Raley, R. Kelly and Megan M. Sweeney. 2009. “Explaining Race and Ethnic Variation in Marriage: New Directions for Future Research.” Race and Social Problems 1:132-142.

Sweeney, Megan M., Hongbo Wang, and Tami Videon. 2009. “Reconsidering the Association between Stepfamilies and Adolescent Well-Being.” In H.E. Peters and C. M. Kamp Dush (Eds.), Marriage and Family: Perspectives and Complexities (pp. 177-225). New York: Columbia University Press.

Sweeney, Megan M. 2007. “Stepfather Families and the Emotional Well-Being of Adolescents.” Journal of Health and Social Behavior 48:33-49.

Phillips, Julie A. and Megan M. Sweeney. 2006. “Can Differential Exposure to Risk Factors Explain Recent Racial and Ethnic Variation in Marital Disruption?” Social Science Research 35:409-434.

Raymo, James and Megan M. Sweeney. 2006. “Work-Family Conflict and Retirement Preferences.” Journal of Gerontology: Social Sciences 61B:S161-S169.

Phillips, Julie A. and Megan M. Sweeney. 2005. “Premarital Cohabitation and the Risk of Marital Disruption among White, Black, and Mexican American Women.” Journal of Marriage and Family 67:296-314.

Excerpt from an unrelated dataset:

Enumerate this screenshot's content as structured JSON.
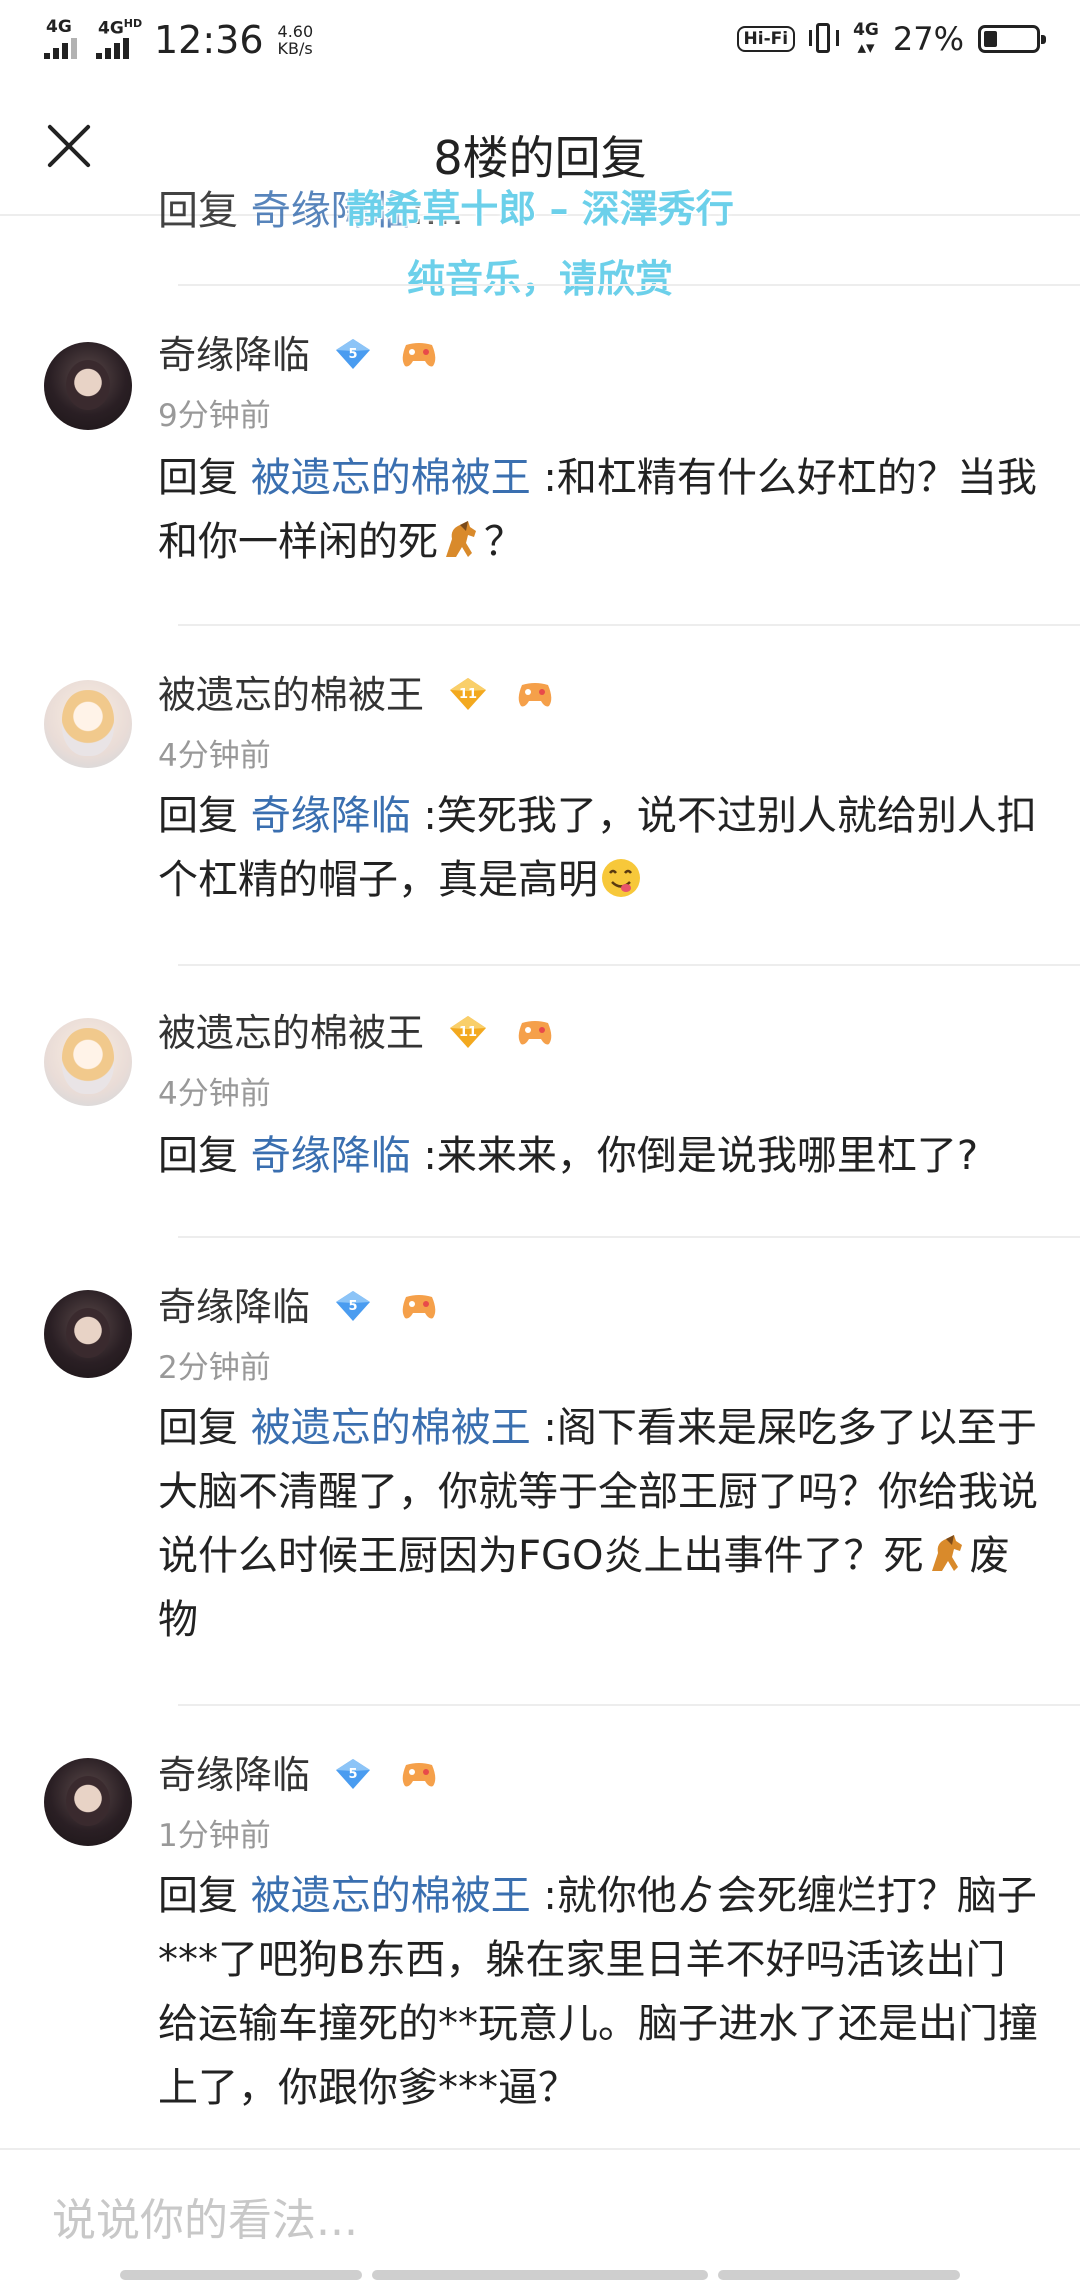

Sweeney, Megan M. and Maria Cancian. 2004. “Placing Patterns of Economic Assortative Mating in Context: A Reply to Press and England.” Journal of Marriage and Family 66:1038-1041.

Sweeney, Megan M. and Maria Cancian. 2004. “The Changing Importance of Economic Prospects for Assortative Mating among White Women in the United States.” Journal of Marriage and Family 66:1015-1028.

Sweeney, Megan M. and Julie A. Phillips. 2004. “Understanding Racial Differences in Marital Disruption: Recent Trends and Explanations.” Journal of Marriage and Family 66:239-250.

Sweeney, Megan M. 2002. “Two Decades of Family Change: The Shifting Economic Foundations of Marriage.” American Sociological Review 67:132-147.

Sweeney, Megan M. 2002.“Remarriage and the Nature of Divorce: Does It Matter Which Spouse Chose to Leave?” Journal of Family Issues 23:410-440.

Sweeney, Megan M. and Allan V. Horwitz. 2001. “Infidelity, Initiation, and the Emotional Climate of Divorce: Are There Implications for Mental Health?” Journal of Health and Social Behavior 42:295-309.

Awards & Grants


Chair, American Sociological Association Family Section, 2016-17.

Elected to Sociological Research Association, 2014.

UCLA Academic Senate Distinguished Teaching Award, 2013.

Delivered Charles B. Nam Lecture in Sociology of Population, Florida State University, 2013.

National Institute of Child Health and Human Development. “Sterilization Patterns in the United States.” Three-year F32 postdoctoral training award for Mieke Eeckhaut.

Elected to Board of Directors, Population Association of America (2012 – 2014 term).

Elected to Council, Section on Sociology of the Family, American Sociological Association (2007 – 2010 term).

Fellow at the Center for Advanced Study in the Behavioral Sciences (CASBS), Stanford CA, 2005-06.

National Science Foundation, Sociology Program, 2002 – 2004. “The Impact of Stepfamilies on the Well-Being of Children and Adolescents.” Principal Investigator.

William T. Grant Foundation Scholars Award, 2001 – 2006. “The Impact of Stepfamilies on the Well-Being of Children.” Principal Investigator.